Iain Farrington

Pianist, organist, composer, arranger

Franz Liszt - Mephisto Waltz No. 1

 for Clarinet, Violin, Cello and Piano


Franz Liszt (1811-1886) composed his first Mephisto Waltz in 1859-1862, subsequently composing another three Waltzes in the 1880s. The first Waltz exists in three versions by Liszt: as an orchestral tone poem, in a piano duet reduction of the orchestral score, and as a free virtuosic piano showpiece. The orchestral work is the second of Liszt’s ‘Two Episodes from Lenau’s Faust’ and is subtitled Der Tanz in der Dorfschenke (Dance in a village inn). Liszt was inspired by Nikolaus Lenau’s dramatic poem Faust, in particular a scene depicting Mephistopheles (the Devil) and Faust at a village dance. The Waltz translates this scene into a brilliant musical work. At the opening, Mephistopheles takes a violin and forcefully carries out devilish tuning, full of wild open fifths. He then embarks on an impetuous dance tune with energy and abandon. This subsides into sensitive and erotic music, while Faust seduces a local village beauty. The dance gradually picks up, building to a demonic and frenzied climax until all energy is spent. Distant birdsong is heard as Faust and his lover depart into the woods to continue their amorous pursuits. This arrangement combines the solo piano version with the orchestral work, using the virtuoso piano coda to finish, rather than the optional quiet conclusion to the orchestral work.

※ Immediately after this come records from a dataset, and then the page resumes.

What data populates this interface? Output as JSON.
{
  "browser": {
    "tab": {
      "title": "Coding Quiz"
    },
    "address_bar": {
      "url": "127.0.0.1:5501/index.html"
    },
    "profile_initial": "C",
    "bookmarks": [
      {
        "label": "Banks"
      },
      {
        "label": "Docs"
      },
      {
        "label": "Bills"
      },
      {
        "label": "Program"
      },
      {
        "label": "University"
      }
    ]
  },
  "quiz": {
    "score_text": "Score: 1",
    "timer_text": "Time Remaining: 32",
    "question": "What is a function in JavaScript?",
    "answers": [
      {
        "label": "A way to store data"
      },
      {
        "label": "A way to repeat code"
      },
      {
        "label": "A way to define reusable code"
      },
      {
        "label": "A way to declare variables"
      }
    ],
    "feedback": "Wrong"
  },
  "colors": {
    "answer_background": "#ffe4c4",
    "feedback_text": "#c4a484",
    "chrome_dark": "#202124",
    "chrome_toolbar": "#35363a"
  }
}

Listen to a performance of the arrangement here


Available to purchase from Aria Editions here